Sometimes reading writing blogs and advice can be frustrating. Advice often seems to be contradictory depending on which expert you listen to.
Two weeks ago, I wrote about how Mary Robinette-Kowal had a very different experience with the same bit of writing advice from Orson Scott Card which paralyzed me as a young writer. Paradoxically enough, Robinette-Kowal influenced me in a tremendous way at the 2014 Out of Excuses Writing Retreat.
At that same writing retreat, I was able to get some feedback on my epic fantasy manuscript from best-selling fantasy novelist Brandon Sanderson. He provided some blunt and extremely helpful advice, most of which I used to reform my novel.
Sanderson’s biggest criticism revolved around my use of exposition. As the old adage goes, show don’t tell. He thought I was doing a lot of telling and not enough showing. I knew coming in that was an issue -- I’d heard it from some beta readers, and my tendency when I’ve done a lot of imagining is to default to world building vomit. But for what it’s worth, Sanderson said my exposition was well written, so there’s that.
Earlier this year I read two novels which seem to fly in the face of Sanderson’s advice. First was Lonesome Dove by Larry McMurty. He uses a third person omniscient narrator, and a ton of the novel is exposition. It’s a sweeping western epic which won a Pulitzer prize in 1986.
Next up was The Grace of Kings by Ken Liu, a sweeping epic fantasy released earlier this year. Similar to McMurtry, Liu uses a lot of heavy exposition laden with his world's rich history.

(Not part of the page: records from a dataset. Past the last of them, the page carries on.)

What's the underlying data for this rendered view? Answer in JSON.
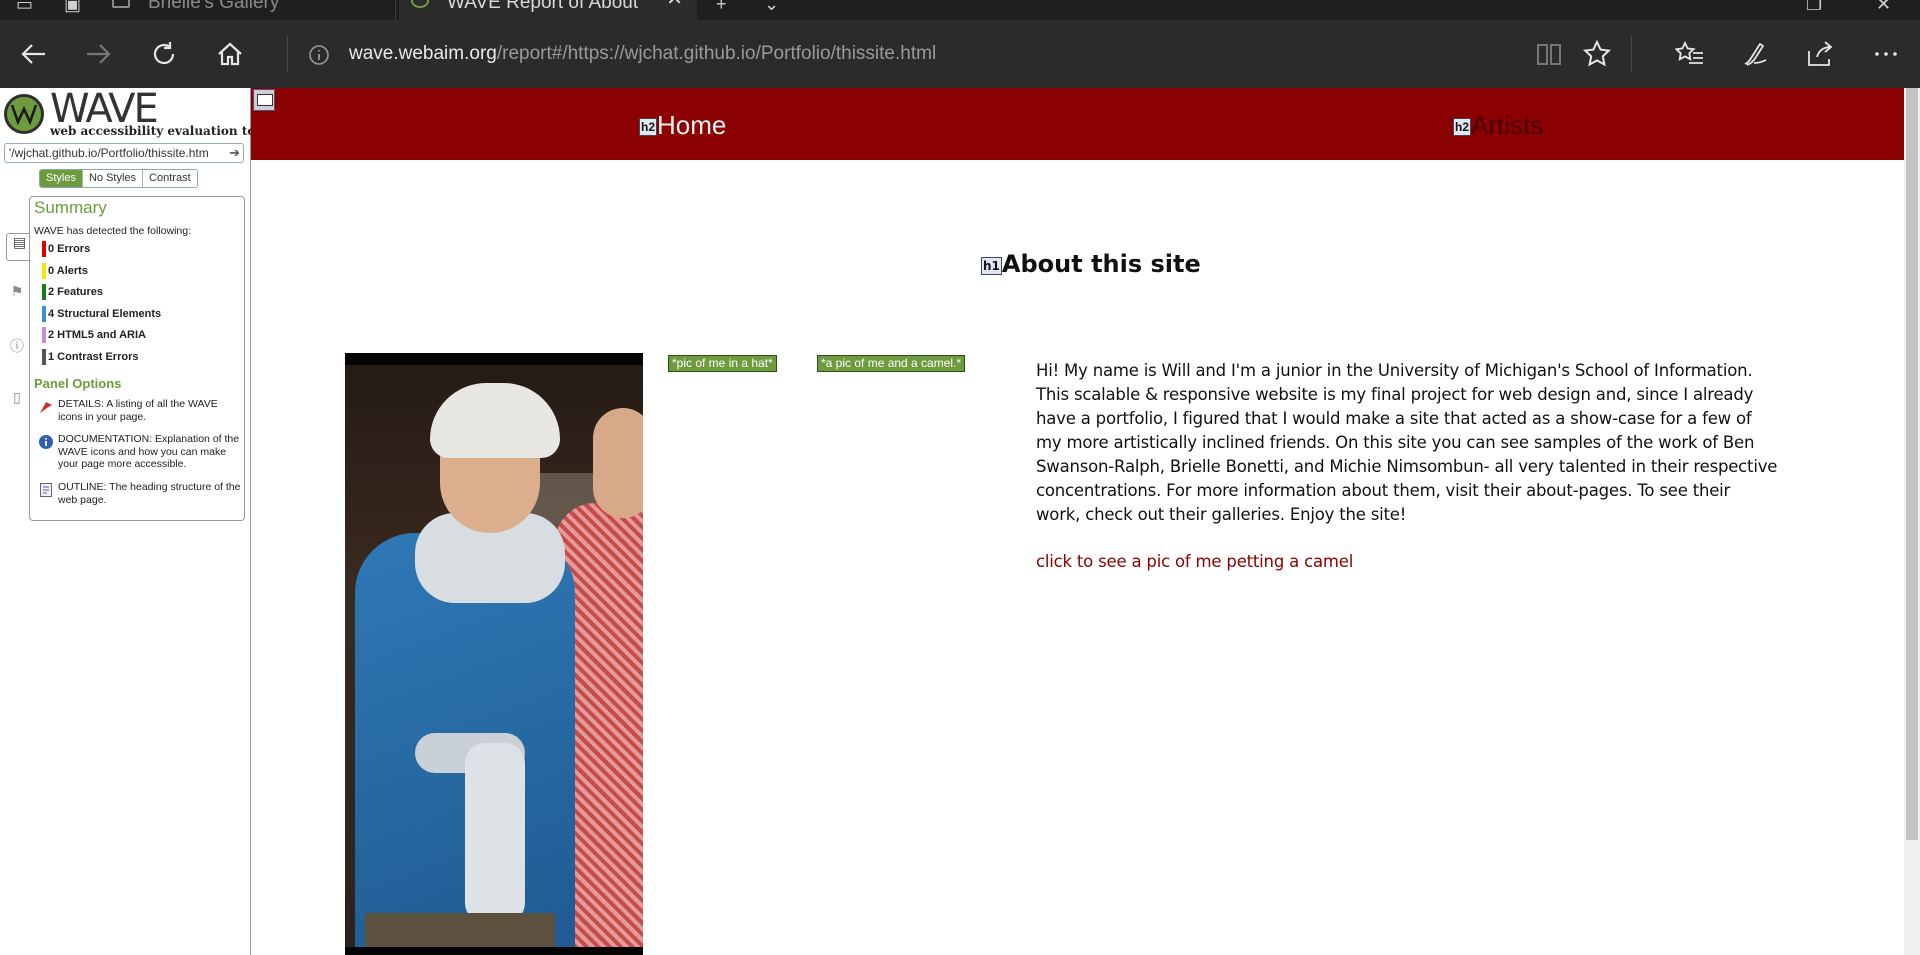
{
  "browser": {
    "tabs": [
      {
        "label": "Brielle's Gallery",
        "active": false
      },
      {
        "label": "WAVE Report of About",
        "active": true
      }
    ],
    "address": {
      "host": "wave.webaim.org",
      "path": "/report#/https://wjchat.github.io/Portfolio/thissite.html"
    },
    "icons": [
      "back-icon",
      "forward-icon",
      "refresh-icon",
      "home-icon",
      "info-icon",
      "reading-view-icon",
      "favorite-star-icon",
      "favorites-hub-icon",
      "pen-icon",
      "share-icon",
      "more-icon"
    ]
  },
  "wave": {
    "title": "WAVE",
    "subtitle": "web accessibility evaluation tool",
    "url_value": "'/wjchat.github.io/Portfolio/thissite.htm",
    "modes": [
      "Styles",
      "No Styles",
      "Contrast"
    ],
    "summary_heading": "Summary",
    "detected_text": "WAVE has detected the following:",
    "results": [
      {
        "label": "0 Errors",
        "color": "#e00000"
      },
      {
        "label": "0 Alerts",
        "color": "#ffe600"
      },
      {
        "label": "2 Features",
        "color": "#1a7a1a"
      },
      {
        "label": "4 Structural Elements",
        "color": "#3a8fd9"
      },
      {
        "label": "2 HTML5 and ARIA",
        "color": "#c98bd9"
      },
      {
        "label": "1 Contrast Errors",
        "color": "#555555"
      }
    ],
    "panel_options_heading": "Panel Options",
    "options": [
      {
        "icon": "flag-icon",
        "text": "DETAILS: A listing of all the WAVE icons in your page."
      },
      {
        "icon": "info-icon",
        "text": "DOCUMENTATION: Explanation of the WAVE icons and how you can make your page more accessible."
      },
      {
        "icon": "outline-icon",
        "text": "OUTLINE: The heading structure of the web page."
      }
    ]
  },
  "page": {
    "nav": {
      "home_tag": "h2",
      "home": "Home",
      "artists_tag": "h2",
      "artists": "Artists"
    },
    "heading_tag": "h1",
    "heading": "About this site",
    "alt_badges": [
      "*pic of me in a hat*",
      "*a pic of me and a camel.*"
    ],
    "about": "Hi! My name is Will and I'm a junior in the University of Michigan's School of Information. This scalable & responsive website is my final project for web design and, since I already have a portfolio, I figured that I would make a site that acted as a show-case for a few of my more artistically inclined friends. On this site you can see samples of the work of Ben Swanson-Ralph, Brielle Bonetti, and Michie Nimsombun- all very talented in their respective concentrations. For more information about them, visit their about-pages. To see their work, check out their galleries. Enjoy the site!",
    "camel_link": "click to see a pic of me petting a camel"
  },
  "colors": {
    "nav_bg": "#8b0000",
    "wave_green": "#6e9b3d",
    "link": "#8b0000"
  }
}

In both cases, I did not mind the exposition. Though I’ve gotten very used to the dialogue- and plot-driven styles of Sanderson, Patrick Rothfuss, John Scalzi and others, in both cases the exposition drove the story and characters. In other words, it worked, and I'm not alone in that assessment. Lonesome Dove won a Pulitzer for heaven's sake, and Liu's debut novel has been very well received.
For me, I lost interest in Lonesome Dove because I stopped caring about the characters. But I really enjoyed The Grace of KIngs, and after adjusting the style, I found it refreshing.
Now, I’m not about to disregard my most recent 'Sandersonized' draft; I believe that Sanderson’s critique of my work has made it a better manuscript and helped me become a better writer. But for almost every piece of writing advice you might read, I can probably find a counterpoint, either in other pithy quotes or through examples of great works which seem to hold the conventional wisdom in contempt.
What does this mean for writers like me who aspire to the success of a Sanderson or a Robinette-Kowal or a Liu? I’m not exactly sure, but I think it means that you should find your voice, write the way you write, and then edit the hell out of it. But don’t get too caught up in the weeds of writing advice, because one person’s weed might actually be another person’s flower, and sometimes it's hard to tell the difference.